A regional bloc of oil-rich Arab nations along the Gulf, including powerful Saudi Arabia, called on Yemen's president Sunday to step down as part of a deal with the protest movement demanding for his ouster after 32 years.
Keeping up the pressure, tens of thousands of protesters complaining of poverty and corruption marched in the capital, Sanaa, on Sunday, a day after renewed clashes between demonstrators and security forces there. Witnesses said police fired a barrage of tear gas late Saturday and that many demonstrators suffered breathing problems.
The statement, by foreign ministers of the six-nation Gulf Cooperation Council meeting in the Saudi capital, called on President Ali Abdullah Saleh transfer his powers to his vice president in return for promises that neither he nor his family would be prosecuted for any crimes committed under his leadership.
That falls short of protesters' demands, which include seeing Saleh face justice. And Saleh himself has so far refused to immediately step down, saying he wants to first be certain the country is in "safe hands," suggesting the already fragile and impoverished country could fall into serious tumult without him.
"The transfer of power ought to be in an easy and peaceful manner that would avoid sliding into chaos and violence, and as part of a national consensus," said a final statement from the Gulf council.
The embattled president, once a key U.S. ally in the war against the al-Qaida terror network, has tried to cling to power despite two months of near-daily protests calling for his resignation.
Last week, he rejected an earlier mediation offer by the Gulf Cooperation Council, saying the group was meddling in Yemen's affairs. The council had invited Saleh and Yemen's opposition groups to Saudi Arabia for talks on its proposal, similar to the one it endorsed on Sunday.
A diplomat at the Riyadh meeting said the bloc repeated an offer to mediate between Saleh and his opponents. He requested anonymity because of the matter's sensitivity.
"All parties must commit to ending all forms of revenge, pursuit and prosecution through guarantees to that effect," the statement said.
The statement also called for the formation of a national unity government headed by the opposition to steer the country through a transitional period.
Protesters in Sanaa expressed reservations about the plan, saying Saleh was buying time, and refusing to absolve him from prosecution.
"This is not new. We had accepted the Gulf offer before on condition that Saleh step down, along with all his family members and sons who are in power," said Wassim al-Qarshi, an organizer of the Sanaa protest. He said the protesters want a transitional presidential council to prepare the country for elections and a new constitution.
The protesters called for nationwide protests Monday, and the Interior Ministry warned against taking to the streets in violation of the law that requires protests to be authorized.
On Saturday, a senior adviser to Saleh met in Riyadh with the Saudi foreign minister, a sign that negotiations are continuing.
The Gulf council consists of Saudi Arabia, the United Arab Emirates, Qatar, Oman, Kuwait and Bahrain.

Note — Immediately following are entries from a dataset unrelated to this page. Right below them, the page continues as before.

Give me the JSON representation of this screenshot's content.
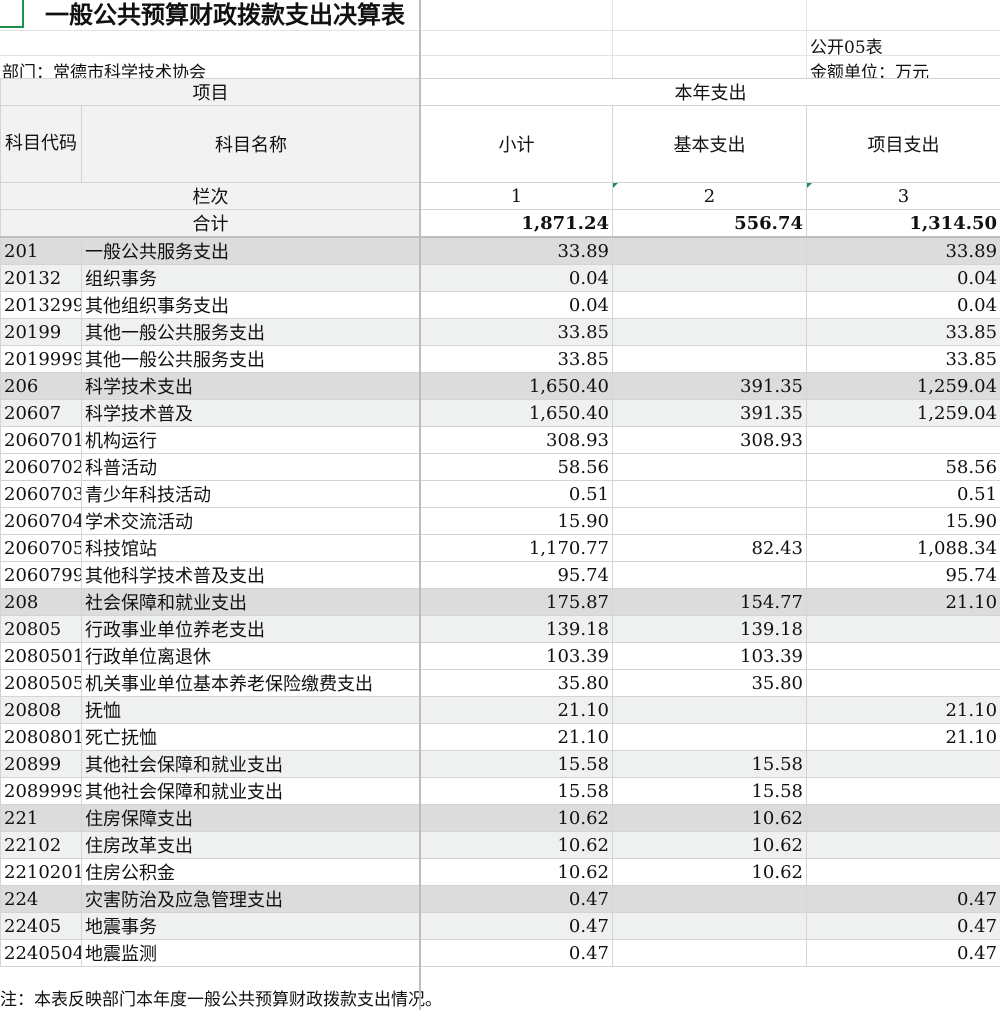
{
  "title": "一般公共预算财政拨款支出决算表",
  "form_no": "公开05表",
  "department": "部门：常德市科学技术协会",
  "unit": "金额单位：万元",
  "headers": {
    "project": "项目",
    "year_expense": "本年支出",
    "code": "科目代码",
    "name": "科目名称",
    "subtotal": "小计",
    "basic": "基本支出",
    "item": "项目支出",
    "col_label": "栏次",
    "col1": "1",
    "col2": "2",
    "col3": "3"
  },
  "total": {
    "label": "合计",
    "subtotal": "1,871.24",
    "basic": "556.74",
    "item": "1,314.50"
  },
  "rows": [
    {
      "code": "201",
      "name": "一般公共服务支出",
      "subtotal": "33.89",
      "basic": "",
      "item": "33.89",
      "level": 1
    },
    {
      "code": "20132",
      "name": "组织事务",
      "subtotal": "0.04",
      "basic": "",
      "item": "0.04",
      "level": 2
    },
    {
      "code": "2013299",
      "name": "其他组织事务支出",
      "subtotal": "0.04",
      "basic": "",
      "item": "0.04",
      "level": 3
    },
    {
      "code": "20199",
      "name": "其他一般公共服务支出",
      "subtotal": "33.85",
      "basic": "",
      "item": "33.85",
      "level": 2
    },
    {
      "code": "2019999",
      "name": "其他一般公共服务支出",
      "subtotal": "33.85",
      "basic": "",
      "item": "33.85",
      "level": 3
    },
    {
      "code": "206",
      "name": "科学技术支出",
      "subtotal": "1,650.40",
      "basic": "391.35",
      "item": "1,259.04",
      "level": 1
    },
    {
      "code": "20607",
      "name": "科学技术普及",
      "subtotal": "1,650.40",
      "basic": "391.35",
      "item": "1,259.04",
      "level": 2
    },
    {
      "code": "2060701",
      "name": "机构运行",
      "subtotal": "308.93",
      "basic": "308.93",
      "item": "",
      "level": 3
    },
    {
      "code": "2060702",
      "name": "科普活动",
      "subtotal": "58.56",
      "basic": "",
      "item": "58.56",
      "level": 3
    },
    {
      "code": "2060703",
      "name": "青少年科技活动",
      "subtotal": "0.51",
      "basic": "",
      "item": "0.51",
      "level": 3
    },
    {
      "code": "2060704",
      "name": "学术交流活动",
      "subtotal": "15.90",
      "basic": "",
      "item": "15.90",
      "level": 3
    },
    {
      "code": "2060705",
      "name": "科技馆站",
      "subtotal": "1,170.77",
      "basic": "82.43",
      "item": "1,088.34",
      "level": 3
    },
    {
      "code": "2060799",
      "name": "其他科学技术普及支出",
      "subtotal": "95.74",
      "basic": "",
      "item": "95.74",
      "level": 3
    },
    {
      "code": "208",
      "name": "社会保障和就业支出",
      "subtotal": "175.87",
      "basic": "154.77",
      "item": "21.10",
      "level": 1
    },
    {
      "code": "20805",
      "name": "行政事业单位养老支出",
      "subtotal": "139.18",
      "basic": "139.18",
      "item": "",
      "level": 2
    },
    {
      "code": "2080501",
      "name": "行政单位离退休",
      "subtotal": "103.39",
      "basic": "103.39",
      "item": "",
      "level": 3
    },
    {
      "code": "2080505",
      "name": "机关事业单位基本养老保险缴费支出",
      "subtotal": "35.80",
      "basic": "35.80",
      "item": "",
      "level": 3
    },
    {
      "code": "20808",
      "name": "抚恤",
      "subtotal": "21.10",
      "basic": "",
      "item": "21.10",
      "level": 2
    },
    {
      "code": "2080801",
      "name": "死亡抚恤",
      "subtotal": "21.10",
      "basic": "",
      "item": "21.10",
      "level": 3
    },
    {
      "code": "20899",
      "name": "其他社会保障和就业支出",
      "subtotal": "15.58",
      "basic": "15.58",
      "item": "",
      "level": 2
    },
    {
      "code": "2089999",
      "name": "其他社会保障和就业支出",
      "subtotal": "15.58",
      "basic": "15.58",
      "item": "",
      "level": 3
    },
    {
      "code": "221",
      "name": "住房保障支出",
      "subtotal": "10.62",
      "basic": "10.62",
      "item": "",
      "level": 1
    },
    {
      "code": "22102",
      "name": "住房改革支出",
      "subtotal": "10.62",
      "basic": "10.62",
      "item": "",
      "level": 2
    },
    {
      "code": "2210201",
      "name": "住房公积金",
      "subtotal": "10.62",
      "basic": "10.62",
      "item": "",
      "level": 3
    },
    {
      "code": "224",
      "name": "灾害防治及应急管理支出",
      "subtotal": "0.47",
      "basic": "",
      "item": "0.47",
      "level": 1
    },
    {
      "code": "22405",
      "name": "地震事务",
      "subtotal": "0.47",
      "basic": "",
      "item": "0.47",
      "level": 2
    },
    {
      "code": "2240504",
      "name": "地震监测",
      "subtotal": "0.47",
      "basic": "",
      "item": "0.47",
      "level": 3
    }
  ],
  "note": "注：本表反映部门本年度一般公共预算财政拨款支出情况。"
}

In rejecting the initial mediation offer, Saleh appeared to have been particularly ruffled by a comment by Qatar's prime minister last week that "we hope to reach an agreement that includes the resignation" of Saleh.
Saleh has offered to step down at the end of this year if an acceptable transfer of power is reached, but the opposition fears he is just stalling for time.
Anti-government protests inspired by popular uprisings in Tunisia and Egypt erupted in Yemen in early February, and more than 120 people have been killed since then in clashes between protesters and security forces.
On Sunday, demonstrators in Sanaa initially planned to march to the United Nations mission, which is not far from the presidential palace. However, they stopped short, fearing a violent government response and eventually returned to their base outside Sanaa's university.
The southern port city of Aden was paralyzed for a second day Sunday, with government offices, schools and shops closed as residents responded to the opposition's call for civil disobedience.
On Saturday, hundreds of thousands held rallies across the country. In Sanaa and the southern city of Taiz, protests turned violent and the director of a field hospital in Taiz said 580 people were injured Saturday.
Associated Press writer Abdullah al-Shihri contributed to this report from Riyadh, Saudi Arabia.